Rush Limbaugh, a conservative radio personality who was the bane of Democratic presidents and who built an audience of millions of listeners on the Right, has died after a battle with lung cancer. He was 70.
Limbaugh died Wednesday morning at his home in Palm Beach, Florida, his wife, Kathryn Adams Limbaugh, announced on his radio show.
Limbaugh, whose flair for showmanship and self-promotion led him to dub his five-days-a-week, three-hour radio program the "Excellence in Broadcasting" network, was one of the most influential conservative voices of the 1990s and for the first two decades of the 21st century.
Limbaugh was presented with the Presidential Medal of Freedom by then-President Donald Trump during the 2020 State of the Union address, days after he publicly announced his diagnosis.

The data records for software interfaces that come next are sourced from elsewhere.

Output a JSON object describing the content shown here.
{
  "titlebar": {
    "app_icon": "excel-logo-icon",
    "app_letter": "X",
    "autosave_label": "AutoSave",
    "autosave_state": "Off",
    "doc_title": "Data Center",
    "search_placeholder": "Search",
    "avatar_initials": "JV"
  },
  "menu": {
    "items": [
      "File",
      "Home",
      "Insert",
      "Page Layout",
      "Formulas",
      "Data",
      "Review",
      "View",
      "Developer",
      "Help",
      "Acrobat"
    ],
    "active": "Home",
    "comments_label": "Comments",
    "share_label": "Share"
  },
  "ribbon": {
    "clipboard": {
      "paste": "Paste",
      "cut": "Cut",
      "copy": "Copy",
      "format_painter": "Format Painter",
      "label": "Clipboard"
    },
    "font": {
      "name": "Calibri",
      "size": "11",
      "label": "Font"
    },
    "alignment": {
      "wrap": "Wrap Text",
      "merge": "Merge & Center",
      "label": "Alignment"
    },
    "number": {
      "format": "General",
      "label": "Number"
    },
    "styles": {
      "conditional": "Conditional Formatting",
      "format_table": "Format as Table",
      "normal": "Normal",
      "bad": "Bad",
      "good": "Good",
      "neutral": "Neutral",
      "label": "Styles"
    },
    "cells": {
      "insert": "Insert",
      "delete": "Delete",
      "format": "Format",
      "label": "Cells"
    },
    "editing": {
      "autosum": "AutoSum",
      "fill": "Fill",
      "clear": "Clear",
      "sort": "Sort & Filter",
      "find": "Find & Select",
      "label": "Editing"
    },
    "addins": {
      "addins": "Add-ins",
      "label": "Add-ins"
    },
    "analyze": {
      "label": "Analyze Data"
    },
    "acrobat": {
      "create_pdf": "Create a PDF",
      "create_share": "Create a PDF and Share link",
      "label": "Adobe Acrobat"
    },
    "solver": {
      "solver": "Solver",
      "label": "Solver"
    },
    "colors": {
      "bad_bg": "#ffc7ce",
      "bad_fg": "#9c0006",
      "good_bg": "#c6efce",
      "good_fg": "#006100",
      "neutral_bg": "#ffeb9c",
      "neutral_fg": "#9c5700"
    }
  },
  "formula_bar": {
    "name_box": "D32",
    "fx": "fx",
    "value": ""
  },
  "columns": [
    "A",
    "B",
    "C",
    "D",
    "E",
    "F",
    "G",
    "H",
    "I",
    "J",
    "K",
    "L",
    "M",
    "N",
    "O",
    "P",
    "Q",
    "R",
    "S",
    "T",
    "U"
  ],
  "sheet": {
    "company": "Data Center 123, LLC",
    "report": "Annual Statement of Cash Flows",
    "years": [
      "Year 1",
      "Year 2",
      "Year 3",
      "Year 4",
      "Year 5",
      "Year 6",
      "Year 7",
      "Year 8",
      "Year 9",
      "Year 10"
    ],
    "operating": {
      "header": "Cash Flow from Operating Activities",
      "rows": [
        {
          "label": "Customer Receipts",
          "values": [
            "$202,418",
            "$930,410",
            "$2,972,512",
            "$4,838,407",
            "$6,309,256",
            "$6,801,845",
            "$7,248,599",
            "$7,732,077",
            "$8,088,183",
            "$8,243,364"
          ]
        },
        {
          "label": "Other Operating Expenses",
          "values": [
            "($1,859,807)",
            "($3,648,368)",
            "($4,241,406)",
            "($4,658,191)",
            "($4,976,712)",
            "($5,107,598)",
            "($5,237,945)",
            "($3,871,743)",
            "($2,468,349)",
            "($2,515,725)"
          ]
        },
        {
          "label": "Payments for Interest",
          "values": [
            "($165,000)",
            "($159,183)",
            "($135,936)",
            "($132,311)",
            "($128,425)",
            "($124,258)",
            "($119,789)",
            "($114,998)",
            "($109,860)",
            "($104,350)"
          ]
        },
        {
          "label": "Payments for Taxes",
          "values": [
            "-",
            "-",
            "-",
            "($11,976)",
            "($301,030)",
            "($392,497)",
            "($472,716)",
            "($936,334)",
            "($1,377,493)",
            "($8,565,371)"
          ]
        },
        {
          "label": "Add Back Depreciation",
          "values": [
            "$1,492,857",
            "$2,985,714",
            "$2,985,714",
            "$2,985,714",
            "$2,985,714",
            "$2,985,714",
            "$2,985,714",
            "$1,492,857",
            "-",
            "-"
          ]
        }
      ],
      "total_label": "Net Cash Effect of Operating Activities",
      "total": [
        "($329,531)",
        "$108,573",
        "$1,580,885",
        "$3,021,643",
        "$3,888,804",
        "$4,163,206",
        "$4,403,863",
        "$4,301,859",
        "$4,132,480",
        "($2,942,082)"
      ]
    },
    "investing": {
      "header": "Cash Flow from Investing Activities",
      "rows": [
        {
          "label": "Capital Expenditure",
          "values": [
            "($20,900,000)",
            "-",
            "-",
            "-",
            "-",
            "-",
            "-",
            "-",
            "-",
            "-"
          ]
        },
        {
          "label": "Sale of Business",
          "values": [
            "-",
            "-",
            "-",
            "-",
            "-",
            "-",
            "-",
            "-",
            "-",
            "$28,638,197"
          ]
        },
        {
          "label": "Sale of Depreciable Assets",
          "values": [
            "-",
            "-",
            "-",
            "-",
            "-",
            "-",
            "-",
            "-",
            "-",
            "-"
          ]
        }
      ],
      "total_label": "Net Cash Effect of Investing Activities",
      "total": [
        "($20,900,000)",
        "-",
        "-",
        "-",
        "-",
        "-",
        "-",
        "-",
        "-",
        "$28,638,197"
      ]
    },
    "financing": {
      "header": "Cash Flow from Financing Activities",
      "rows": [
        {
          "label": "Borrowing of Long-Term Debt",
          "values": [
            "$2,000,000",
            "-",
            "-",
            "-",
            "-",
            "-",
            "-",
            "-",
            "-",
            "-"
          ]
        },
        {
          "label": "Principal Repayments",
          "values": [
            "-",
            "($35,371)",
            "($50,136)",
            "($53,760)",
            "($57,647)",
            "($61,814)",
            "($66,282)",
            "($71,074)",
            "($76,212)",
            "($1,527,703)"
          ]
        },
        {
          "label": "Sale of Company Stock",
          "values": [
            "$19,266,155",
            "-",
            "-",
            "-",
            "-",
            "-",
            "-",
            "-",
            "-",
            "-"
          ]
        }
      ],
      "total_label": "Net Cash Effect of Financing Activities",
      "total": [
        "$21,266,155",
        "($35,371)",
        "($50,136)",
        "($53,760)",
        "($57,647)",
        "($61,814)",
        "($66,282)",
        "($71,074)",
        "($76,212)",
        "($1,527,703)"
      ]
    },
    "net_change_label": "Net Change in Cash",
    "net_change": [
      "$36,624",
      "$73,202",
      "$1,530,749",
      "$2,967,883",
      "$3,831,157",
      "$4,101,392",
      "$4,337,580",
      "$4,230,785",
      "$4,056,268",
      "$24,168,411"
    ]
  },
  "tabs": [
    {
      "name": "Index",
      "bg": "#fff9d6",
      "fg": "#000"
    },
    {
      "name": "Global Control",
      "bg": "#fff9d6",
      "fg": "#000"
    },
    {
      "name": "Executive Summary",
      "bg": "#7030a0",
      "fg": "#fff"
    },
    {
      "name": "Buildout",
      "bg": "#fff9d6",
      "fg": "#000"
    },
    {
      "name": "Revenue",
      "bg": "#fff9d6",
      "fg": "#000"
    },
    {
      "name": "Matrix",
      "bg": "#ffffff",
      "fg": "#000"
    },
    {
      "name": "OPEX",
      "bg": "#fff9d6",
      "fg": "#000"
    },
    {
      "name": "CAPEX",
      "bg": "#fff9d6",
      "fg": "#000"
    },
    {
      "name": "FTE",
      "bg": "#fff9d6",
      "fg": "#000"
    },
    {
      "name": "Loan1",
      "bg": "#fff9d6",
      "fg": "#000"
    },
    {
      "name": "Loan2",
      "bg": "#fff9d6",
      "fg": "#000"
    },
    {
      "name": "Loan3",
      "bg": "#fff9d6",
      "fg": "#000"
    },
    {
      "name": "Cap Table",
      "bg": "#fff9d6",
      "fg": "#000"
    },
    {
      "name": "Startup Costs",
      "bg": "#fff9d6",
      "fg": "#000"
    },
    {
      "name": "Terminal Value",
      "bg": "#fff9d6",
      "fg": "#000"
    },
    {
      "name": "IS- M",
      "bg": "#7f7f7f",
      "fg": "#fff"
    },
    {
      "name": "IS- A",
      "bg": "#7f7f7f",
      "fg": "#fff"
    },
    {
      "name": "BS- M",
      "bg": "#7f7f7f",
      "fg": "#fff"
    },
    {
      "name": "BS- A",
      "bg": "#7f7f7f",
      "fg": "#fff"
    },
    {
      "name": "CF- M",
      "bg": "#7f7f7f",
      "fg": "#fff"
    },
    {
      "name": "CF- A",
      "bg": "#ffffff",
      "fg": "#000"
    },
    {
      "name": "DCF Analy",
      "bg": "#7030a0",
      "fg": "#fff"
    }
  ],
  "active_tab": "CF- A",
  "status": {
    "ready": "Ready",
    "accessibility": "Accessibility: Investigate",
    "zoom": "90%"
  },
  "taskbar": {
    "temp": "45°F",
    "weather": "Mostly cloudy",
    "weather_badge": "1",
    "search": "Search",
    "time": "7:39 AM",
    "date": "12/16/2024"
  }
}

From his role in the 1994 "Gingrich Revolution," in which he was made an honorary member of the class of elected House Republicans, to his promotion of the Tea Party and his embrace of Trump, Limbaugh was one of the premier voices of the conservative movement, a figure who shaped political movements and generated tremendous controversy by reaching millions of listeners for hours each day.
His radio show, The Rush Limbaugh Show, was first nationally syndicated in 1988 in New York City and became the highest-rated talk show in the United States. He had hosted the show, which had a monthly audience of 25 million on more than 650 stations in 2018, from a home studio in West Palm Beach, Florida, since 1996.
Limbaugh regularly excoriated Democratic Presidents Bill Clinton and Barack Obama, as well as other Democratic politicians in lower offices and liberal figures, over the decades.
Limbaugh announced on Feb. 3, 2020, that he had lung cancer and would miss broadcasting as he underwent treatment. Over the course of his treatment, Limbaugh occasionally missed days on his radio program. He shared updates about his diagnosis on his radio program regularly. In October 2020, he referred to his diagnosis as "terminal."
"My point in all of this today is gratitude," he said on his final show of 2020. "My point in all of this is to say thanks and tell everybody involved how much I love you from the bottom of a sizable and growing and still-beating heart."
Rush Hudson Limbaugh III was born in Cape Girardeau, Missouri, on Jan. 12, 1951, the son of a prominent lawyer in the conservative town. His radio career started at age 16 at local station KGMO-AM, using the name Rusty Sharpe. He enrolled in Southeast Missouri State University, but he left after two semesters.
His early radio career took him to Pennsylvania, Kansas City, and California from 1971 to 1988. In New York City on WABC-AM, he made a name for himself and developed his show.
The author of seven books, two of which made the New York Times Best Sellers list, Limbaugh also hosted a national television show from 1992 to 1996. He had won numerous awards and honors, including the Marconi Radio Award for Syndicated Radio Personality of the Year five times (1992,1995, 2000, 2005, and 2014), the inaugural William F. Buckley Jr. Award for Media Excellence by the Media Research Center in 2007, the Conservative Political Action Conference's "Defender of the Constitution Award" in 2009, and the Presidential Medal of Freedom in 2020.
Limbaugh was also inducted into the National Radio Hall of Fame in 1993, the National Association of Broadcasters Hall of Fame in 1998, and the Hall of Famous Missourians in 2012.
Limbaugh also battled with prescription drug addiction in the early and mid-2000s. In 2003, when the news of his addiction became public, he explained that the habit started "some years ago," following spinal surgery," which he said, "was unsuccessful and I continued to have severe pain in my lower back and also in my neck due to herniated discs. I am still experiencing that pain."
He and prosecutors agreed to a deal in 2006 that would drop the only charge against him, prescription fraud, if he continues his treatment. He took five weeks off from his radio program to enter a rehab program. Limbaugh said the addiction to pain medication began after he started taking medication for severe back pain.
He is survived by his wife, Kathryn Rogers, whom he married in 2010. The couple, Limbaugh's fourth wife, never had children.
— Emma Hagedorn contributed to this report.